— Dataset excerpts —
((
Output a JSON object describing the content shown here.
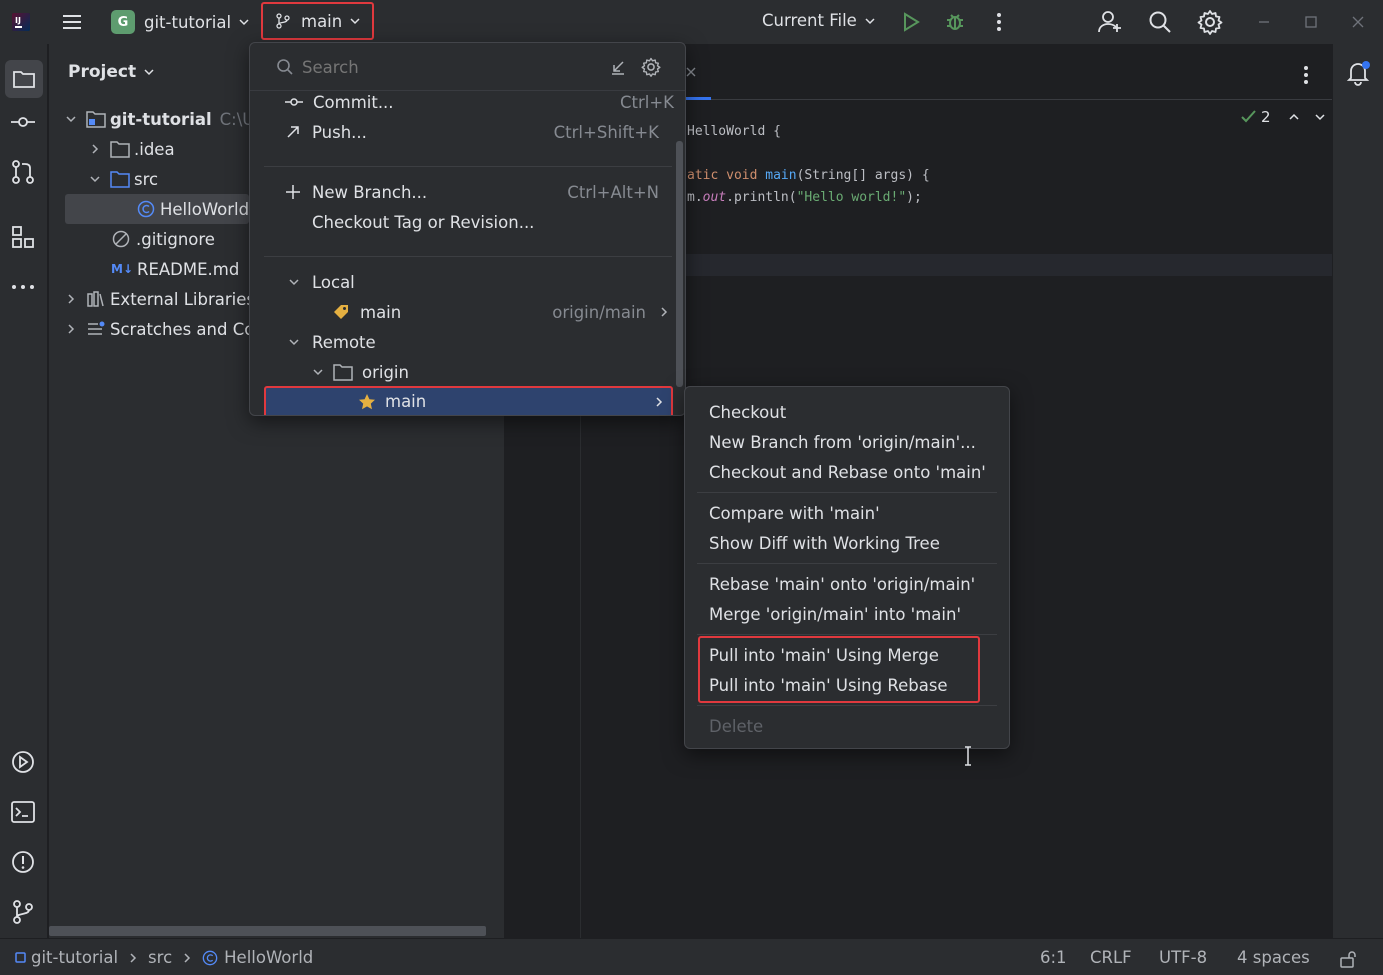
{
  "titlebar": {
    "project_badge": "G",
    "project_name": "git-tutorial",
    "branch": "main",
    "run_config": "Current File"
  },
  "project_panel": {
    "title": "Project",
    "tree": [
      {
        "label": "git-tutorial",
        "extra": "C:\\U"
      },
      {
        "label": ".idea"
      },
      {
        "label": "src"
      },
      {
        "label": "HelloWorld"
      },
      {
        "label": ".gitignore"
      },
      {
        "label": "README.md",
        "badge": "M↓"
      },
      {
        "label": "External Libraries"
      },
      {
        "label": "Scratches and Co"
      }
    ]
  },
  "editor": {
    "inspection_count": "2",
    "lines": [
      "HelloWorld {",
      "",
      "atic void main(String[] args) {",
      "m.out.println(\"Hello world!\");"
    ]
  },
  "branch_popup": {
    "search_placeholder": "Search",
    "actions": [
      {
        "label": "Commit...",
        "shortcut": "Ctrl+K"
      },
      {
        "label": "Push...",
        "shortcut": "Ctrl+Shift+K"
      },
      {
        "label": "New Branch...",
        "shortcut": "Ctrl+Alt+N"
      },
      {
        "label": "Checkout Tag or Revision...",
        "shortcut": ""
      }
    ],
    "local_label": "Local",
    "local_branch": "main",
    "local_tracking": "origin/main",
    "remote_label": "Remote",
    "remote_name": "origin",
    "remote_branch": "main"
  },
  "context_menu": {
    "items": [
      "Checkout",
      "New Branch from 'origin/main'...",
      "Checkout and Rebase onto 'main'",
      "Compare with 'main'",
      "Show Diff with Working Tree",
      "Rebase 'main' onto 'origin/main'",
      "Merge 'origin/main' into 'main'",
      "Pull into 'main' Using Merge",
      "Pull into 'main' Using Rebase",
      "Delete"
    ]
  },
  "statusbar": {
    "breadcrumb": [
      "git-tutorial",
      "src",
      "HelloWorld"
    ],
    "position": "6:1",
    "line_sep": "CRLF",
    "encoding": "UTF-8",
    "indent": "4 spaces"
  },
  "colors": {
    "highlight_red": "#e0393e",
    "selection_blue": "#2e436e",
    "run_green": "#57965c",
    "accent_blue": "#3574f0"
  }
}
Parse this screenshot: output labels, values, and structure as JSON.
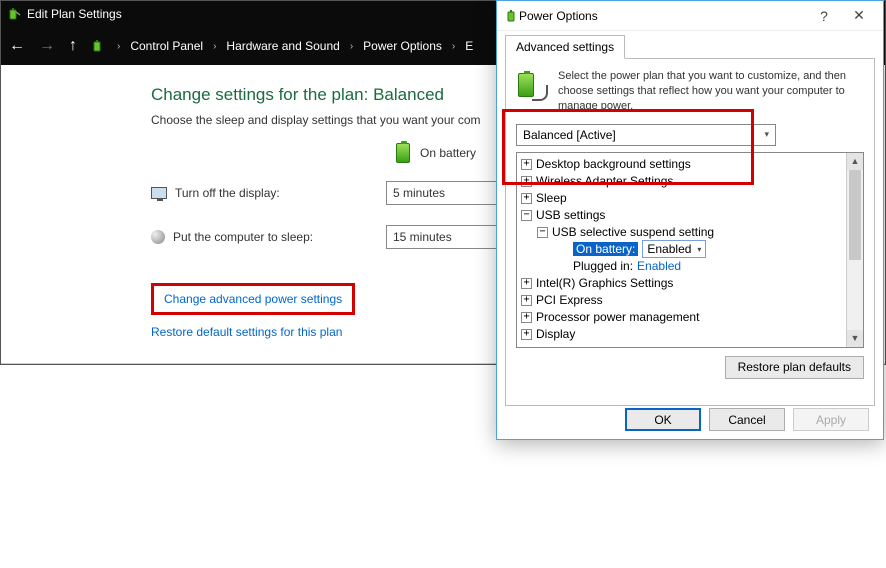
{
  "bg": {
    "title": "Edit Plan Settings",
    "breadcrumb": [
      "Control Panel",
      "Hardware and Sound",
      "Power Options",
      "E"
    ],
    "heading": "Change settings for the plan: Balanced",
    "sub": "Choose the sleep and display settings that you want your com",
    "col_on_battery": "On battery",
    "row_display": "Turn off the display:",
    "row_display_val": "5 minutes",
    "row_sleep": "Put the computer to sleep:",
    "row_sleep_val": "15 minutes",
    "link_advanced": "Change advanced power settings",
    "link_restore": "Restore default settings for this plan"
  },
  "dlg": {
    "title": "Power Options",
    "tab": "Advanced settings",
    "desc": "Select the power plan that you want to customize, and then choose settings that reflect how you want your computer to manage power.",
    "plan": "Balanced [Active]",
    "tree": {
      "desktop_bg": "Desktop background settings",
      "wireless": "Wireless Adapter Settings",
      "sleep": "Sleep",
      "usb": "USB settings",
      "usb_sel": "USB selective suspend setting",
      "on_batt_label": "On battery:",
      "on_batt_val": "Enabled",
      "plugged_label": "Plugged in:",
      "plugged_val": "Enabled",
      "intel": "Intel(R) Graphics Settings",
      "pci": "PCI Express",
      "ppm": "Processor power management",
      "display": "Display"
    },
    "restore": "Restore plan defaults",
    "ok": "OK",
    "cancel": "Cancel",
    "apply": "Apply"
  }
}
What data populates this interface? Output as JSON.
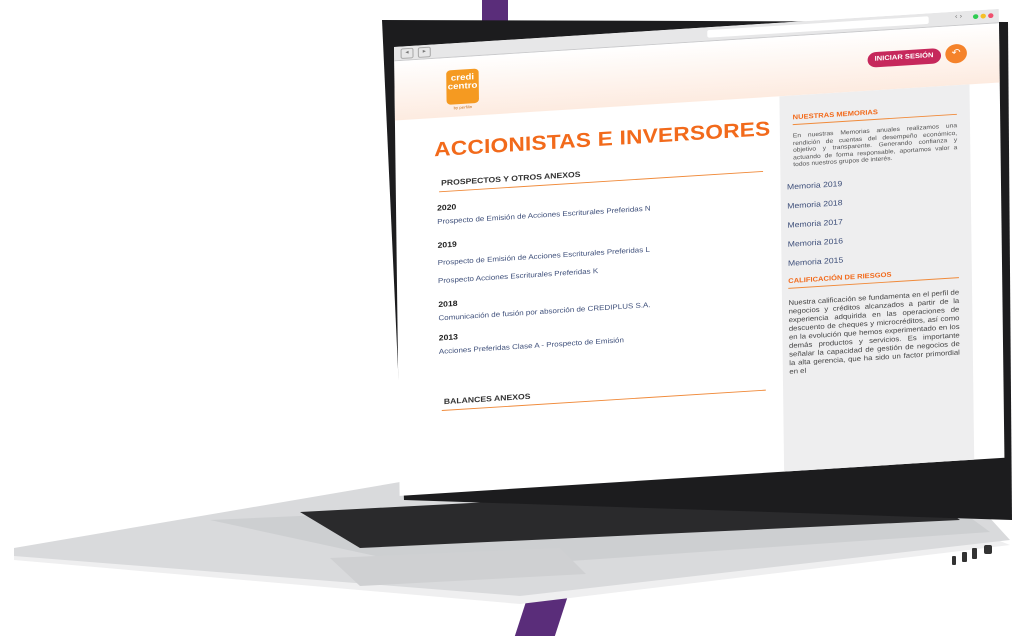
{
  "browser": {
    "nav_left": "◂",
    "nav_right": "▸",
    "arrows": "‹ ›"
  },
  "header": {
    "logo_text": "credi centro",
    "logo_sub": "by perfilin",
    "login_label": "INICIAR SESIÓN",
    "back_icon": "↶"
  },
  "main": {
    "page_title": "ACCIONISTAS E INVERSORES",
    "section_prospectos": "PROSPECTOS Y OTROS ANEXOS",
    "groups": [
      {
        "year": "2020",
        "links": [
          "Prospecto de Emisión de Acciones Escriturales Preferidas N"
        ]
      },
      {
        "year": "2019",
        "links": [
          "Prospecto de Emisión de Acciones Escriturales Preferidas L",
          "Prospecto Acciones Escriturales Preferidas K"
        ]
      },
      {
        "year": "2018",
        "links": [
          "Comunicación de fusión por absorción de CREDIPLUS S.A."
        ]
      },
      {
        "year": "2013",
        "links": [
          "Acciones Preferidas Clase A - Prospecto de Emisión"
        ]
      }
    ],
    "section_balances": "BALANCES ANEXOS"
  },
  "sidebar": {
    "memorias_title": "NUESTRAS MEMORIAS",
    "memorias_text": "En nuestras Memorias anuales realizamos una rendición de cuentas del desempeño económico, objetivo y transparente. Generando confianza y actuando de forma responsable, aportamos valor a todos nuestros grupos de interés.",
    "memorias": [
      "Memoria 2019",
      "Memoria 2018",
      "Memoria 2017",
      "Memoria 2016",
      "Memoria 2015"
    ],
    "riesgos_title": "CALIFICACIÓN DE RIESGOS",
    "riesgos_text": "Nuestra calificación se fundamenta en el perfil de negocios y créditos alcanzados a partir de la experiencia adquirida en las operaciones de descuento de cheques y microcréditos, así como en la evolución que hemos experimentado en los demás productos y servicios. Es importante señalar la capacidad de gestión de negocios de la alta gerencia, que ha sido un factor primordial en el"
  },
  "colors": {
    "accent_orange": "#f26a1b",
    "login_pink": "#c6285c",
    "link_blue": "#3e4f7a",
    "bg_purple": "#5a2d7a"
  }
}
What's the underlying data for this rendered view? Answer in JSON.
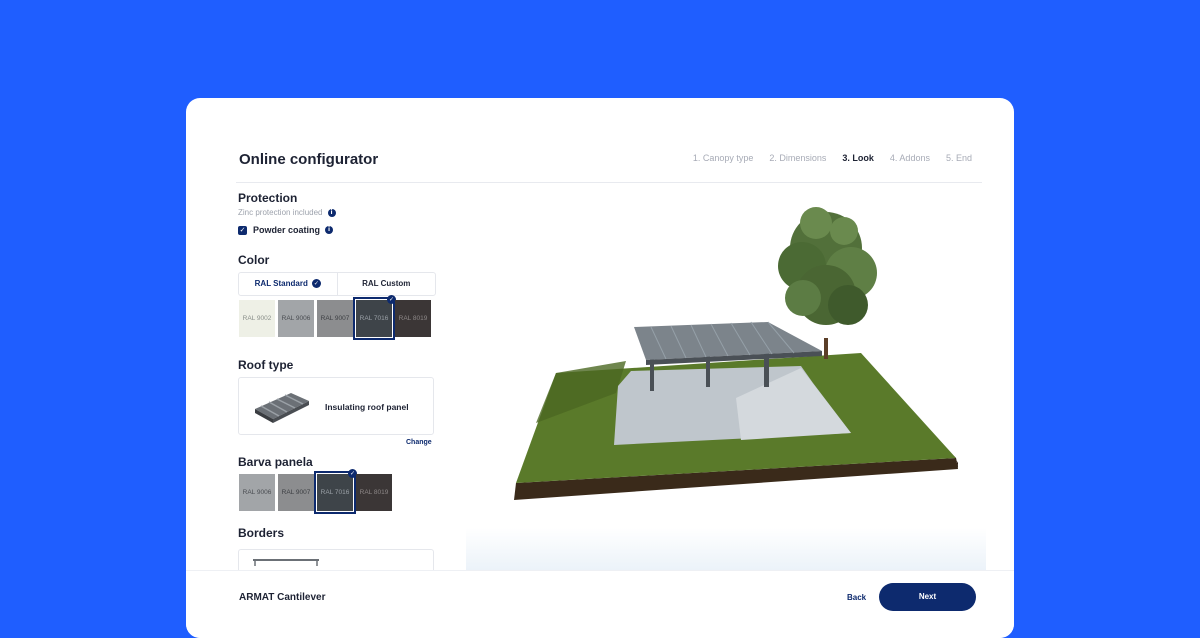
{
  "header": {
    "title": "Online configurator",
    "steps": [
      {
        "label": "1. Canopy type",
        "active": false
      },
      {
        "label": "2. Dimensions",
        "active": false
      },
      {
        "label": "3. Look",
        "active": true
      },
      {
        "label": "4. Addons",
        "active": false
      },
      {
        "label": "5. End",
        "active": false
      }
    ]
  },
  "protection": {
    "title": "Protection",
    "subtitle": "Zinc protection included",
    "checkbox_label": "Powder coating",
    "checked": true
  },
  "color": {
    "title": "Color",
    "tabs": [
      {
        "label": "RAL Standard",
        "selected": true
      },
      {
        "label": "RAL Custom",
        "selected": false
      }
    ],
    "swatches": [
      {
        "label": "RAL 9002",
        "color": "#eef0e6",
        "text_color": "#8a8f8a",
        "selected": false
      },
      {
        "label": "RAL 9006",
        "color": "#a2a5a8",
        "text_color": "#4a4d52",
        "selected": false
      },
      {
        "label": "RAL 9007",
        "color": "#8c8d8f",
        "text_color": "#3d3f43",
        "selected": false
      },
      {
        "label": "RAL 7016",
        "color": "#3e4449",
        "text_color": "#9aa0a6",
        "selected": true
      },
      {
        "label": "RAL 8019",
        "color": "#3b3636",
        "text_color": "#8c8787",
        "selected": false
      }
    ]
  },
  "roof": {
    "title": "Roof type",
    "label": "Insulating roof panel",
    "change_label": "Change"
  },
  "panel_color": {
    "title": "Barva panela",
    "swatches": [
      {
        "label": "RAL 9006",
        "color": "#a2a5a8",
        "text_color": "#4a4d52",
        "selected": false
      },
      {
        "label": "RAL 9007",
        "color": "#8c8d8f",
        "text_color": "#3d3f43",
        "selected": false
      },
      {
        "label": "RAL 7016",
        "color": "#3e4449",
        "text_color": "#9aa0a6",
        "selected": true
      },
      {
        "label": "RAL 8019",
        "color": "#3b3636",
        "text_color": "#8c8787",
        "selected": false
      }
    ]
  },
  "borders": {
    "title": "Borders"
  },
  "footer": {
    "product": "ARMAT Cantilever",
    "back_label": "Back",
    "next_label": "Next"
  },
  "colors": {
    "background": "#1f5eff",
    "accent": "#0d2a6e",
    "grass": "#5a7a2a",
    "soil": "#3a2a1a"
  }
}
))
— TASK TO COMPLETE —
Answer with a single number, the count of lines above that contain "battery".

— ANSWER AREA —
2